Each line in the entries below that holds the string "Provider" is to be listed.
Segment Start: RECORDED INFORMATION
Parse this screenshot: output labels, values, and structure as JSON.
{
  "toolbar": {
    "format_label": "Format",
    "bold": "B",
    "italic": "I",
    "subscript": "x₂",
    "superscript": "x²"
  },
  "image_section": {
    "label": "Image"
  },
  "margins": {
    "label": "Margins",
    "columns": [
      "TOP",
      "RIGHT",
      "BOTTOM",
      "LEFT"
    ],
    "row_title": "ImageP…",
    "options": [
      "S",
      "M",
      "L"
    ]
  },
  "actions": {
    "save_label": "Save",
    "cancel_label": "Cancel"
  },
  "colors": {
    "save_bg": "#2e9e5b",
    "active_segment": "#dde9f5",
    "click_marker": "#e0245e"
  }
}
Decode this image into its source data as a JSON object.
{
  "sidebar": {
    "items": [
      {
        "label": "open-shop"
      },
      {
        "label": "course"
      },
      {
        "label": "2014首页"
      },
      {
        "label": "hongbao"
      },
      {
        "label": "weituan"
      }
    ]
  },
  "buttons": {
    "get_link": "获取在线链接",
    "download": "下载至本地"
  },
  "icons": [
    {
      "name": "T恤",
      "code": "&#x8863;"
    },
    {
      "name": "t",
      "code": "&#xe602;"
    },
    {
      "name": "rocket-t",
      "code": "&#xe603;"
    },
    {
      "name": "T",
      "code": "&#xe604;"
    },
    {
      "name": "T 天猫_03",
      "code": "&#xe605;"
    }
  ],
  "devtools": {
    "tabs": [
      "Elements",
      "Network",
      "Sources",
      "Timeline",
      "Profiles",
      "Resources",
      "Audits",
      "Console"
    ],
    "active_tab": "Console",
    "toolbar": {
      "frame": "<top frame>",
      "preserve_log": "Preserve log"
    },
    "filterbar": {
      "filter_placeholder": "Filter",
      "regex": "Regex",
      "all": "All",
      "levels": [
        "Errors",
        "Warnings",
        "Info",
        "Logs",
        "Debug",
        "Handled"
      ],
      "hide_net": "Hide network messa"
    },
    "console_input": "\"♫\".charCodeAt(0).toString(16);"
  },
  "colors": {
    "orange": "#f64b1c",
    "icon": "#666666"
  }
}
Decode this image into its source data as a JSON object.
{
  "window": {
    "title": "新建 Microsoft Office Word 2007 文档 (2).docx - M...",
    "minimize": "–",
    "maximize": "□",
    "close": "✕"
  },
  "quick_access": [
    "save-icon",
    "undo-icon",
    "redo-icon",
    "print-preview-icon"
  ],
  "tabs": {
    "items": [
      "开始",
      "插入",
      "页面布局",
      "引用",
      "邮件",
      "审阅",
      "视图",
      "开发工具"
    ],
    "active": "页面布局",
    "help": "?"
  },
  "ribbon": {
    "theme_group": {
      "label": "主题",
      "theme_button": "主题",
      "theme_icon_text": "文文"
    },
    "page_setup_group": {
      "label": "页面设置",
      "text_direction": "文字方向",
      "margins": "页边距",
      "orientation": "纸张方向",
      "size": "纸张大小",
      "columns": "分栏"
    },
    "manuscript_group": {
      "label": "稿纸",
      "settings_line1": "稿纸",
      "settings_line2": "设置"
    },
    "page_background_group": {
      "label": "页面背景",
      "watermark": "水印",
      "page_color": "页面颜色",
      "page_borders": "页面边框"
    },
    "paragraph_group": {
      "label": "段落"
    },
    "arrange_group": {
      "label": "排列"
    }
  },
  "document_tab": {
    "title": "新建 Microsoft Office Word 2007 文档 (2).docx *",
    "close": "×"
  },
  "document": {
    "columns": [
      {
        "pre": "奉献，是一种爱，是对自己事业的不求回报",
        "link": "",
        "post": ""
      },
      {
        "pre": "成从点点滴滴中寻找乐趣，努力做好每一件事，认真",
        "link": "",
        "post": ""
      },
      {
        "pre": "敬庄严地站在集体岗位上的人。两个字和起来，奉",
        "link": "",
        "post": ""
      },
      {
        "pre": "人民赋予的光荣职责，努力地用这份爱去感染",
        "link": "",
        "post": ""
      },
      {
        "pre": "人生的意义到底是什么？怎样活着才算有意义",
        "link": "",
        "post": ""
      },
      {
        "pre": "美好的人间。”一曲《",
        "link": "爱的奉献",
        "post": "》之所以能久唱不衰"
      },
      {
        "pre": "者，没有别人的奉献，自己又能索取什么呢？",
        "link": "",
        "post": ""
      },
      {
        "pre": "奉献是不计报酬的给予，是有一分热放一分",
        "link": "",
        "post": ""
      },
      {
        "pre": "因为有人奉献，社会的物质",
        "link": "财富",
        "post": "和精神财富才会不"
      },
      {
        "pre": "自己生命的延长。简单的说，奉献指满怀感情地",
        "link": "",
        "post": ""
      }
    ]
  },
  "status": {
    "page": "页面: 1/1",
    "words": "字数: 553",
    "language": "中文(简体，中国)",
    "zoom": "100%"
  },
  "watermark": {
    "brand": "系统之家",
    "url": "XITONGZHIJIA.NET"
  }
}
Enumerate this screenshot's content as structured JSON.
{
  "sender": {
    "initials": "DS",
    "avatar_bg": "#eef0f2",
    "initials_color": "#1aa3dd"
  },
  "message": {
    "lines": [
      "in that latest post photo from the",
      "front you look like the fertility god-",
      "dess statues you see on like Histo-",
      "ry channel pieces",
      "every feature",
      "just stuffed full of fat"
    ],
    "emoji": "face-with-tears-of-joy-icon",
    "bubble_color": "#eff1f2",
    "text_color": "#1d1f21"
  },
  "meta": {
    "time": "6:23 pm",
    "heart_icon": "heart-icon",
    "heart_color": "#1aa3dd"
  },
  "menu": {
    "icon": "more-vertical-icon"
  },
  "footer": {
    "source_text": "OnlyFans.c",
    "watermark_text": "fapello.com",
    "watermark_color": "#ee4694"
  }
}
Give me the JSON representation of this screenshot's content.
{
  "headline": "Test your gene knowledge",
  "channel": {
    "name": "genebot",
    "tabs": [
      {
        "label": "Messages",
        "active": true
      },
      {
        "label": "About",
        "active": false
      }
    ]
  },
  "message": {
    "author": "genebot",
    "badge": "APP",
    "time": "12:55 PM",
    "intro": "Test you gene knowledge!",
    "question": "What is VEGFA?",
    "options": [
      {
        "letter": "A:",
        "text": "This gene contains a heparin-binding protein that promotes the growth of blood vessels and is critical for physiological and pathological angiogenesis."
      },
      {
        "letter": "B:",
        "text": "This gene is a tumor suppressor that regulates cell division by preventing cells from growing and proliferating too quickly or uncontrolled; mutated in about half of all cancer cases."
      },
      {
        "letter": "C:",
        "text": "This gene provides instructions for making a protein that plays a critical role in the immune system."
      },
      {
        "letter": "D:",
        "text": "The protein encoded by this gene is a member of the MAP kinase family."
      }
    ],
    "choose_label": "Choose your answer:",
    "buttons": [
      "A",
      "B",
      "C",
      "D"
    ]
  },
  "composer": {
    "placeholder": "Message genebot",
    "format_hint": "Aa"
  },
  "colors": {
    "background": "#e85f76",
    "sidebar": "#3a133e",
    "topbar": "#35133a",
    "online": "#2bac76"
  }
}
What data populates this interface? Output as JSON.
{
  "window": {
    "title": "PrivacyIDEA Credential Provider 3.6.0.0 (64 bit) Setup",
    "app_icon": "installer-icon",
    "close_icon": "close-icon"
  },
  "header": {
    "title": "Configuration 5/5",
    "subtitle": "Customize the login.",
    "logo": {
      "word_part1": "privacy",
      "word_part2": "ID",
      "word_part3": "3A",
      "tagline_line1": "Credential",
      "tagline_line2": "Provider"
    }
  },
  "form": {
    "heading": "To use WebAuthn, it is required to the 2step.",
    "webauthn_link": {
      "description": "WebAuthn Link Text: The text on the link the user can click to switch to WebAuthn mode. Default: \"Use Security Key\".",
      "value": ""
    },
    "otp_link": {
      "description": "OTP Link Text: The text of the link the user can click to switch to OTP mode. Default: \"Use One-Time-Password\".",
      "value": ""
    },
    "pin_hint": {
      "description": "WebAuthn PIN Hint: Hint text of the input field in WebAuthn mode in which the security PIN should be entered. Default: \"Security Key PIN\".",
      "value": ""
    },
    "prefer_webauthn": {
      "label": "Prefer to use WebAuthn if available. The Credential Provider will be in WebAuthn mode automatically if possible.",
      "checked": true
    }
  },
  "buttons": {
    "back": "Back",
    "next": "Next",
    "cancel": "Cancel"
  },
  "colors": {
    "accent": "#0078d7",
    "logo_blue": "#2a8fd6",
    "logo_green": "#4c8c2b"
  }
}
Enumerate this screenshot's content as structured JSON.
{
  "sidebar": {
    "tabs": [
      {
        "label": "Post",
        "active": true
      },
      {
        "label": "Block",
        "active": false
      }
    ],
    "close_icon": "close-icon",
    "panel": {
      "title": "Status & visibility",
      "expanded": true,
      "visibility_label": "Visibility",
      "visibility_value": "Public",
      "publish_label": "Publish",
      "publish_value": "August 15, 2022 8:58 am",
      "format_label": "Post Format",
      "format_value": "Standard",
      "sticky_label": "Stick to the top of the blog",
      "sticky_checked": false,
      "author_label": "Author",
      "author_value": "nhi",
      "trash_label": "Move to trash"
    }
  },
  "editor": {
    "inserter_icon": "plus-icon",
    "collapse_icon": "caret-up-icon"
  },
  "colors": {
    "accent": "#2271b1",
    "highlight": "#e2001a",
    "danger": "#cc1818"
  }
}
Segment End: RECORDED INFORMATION
> **EXERCISE SOLUTION**:
    "title": "PrivacyIDEA Credential Provider 3.6.0.0 (64 bit) Setup",
      "tagline_line2": "Provider"
      "label": "Prefer to use WebAuthn if available. The Credential Provider will be in WebAuthn mode automatically if possible.",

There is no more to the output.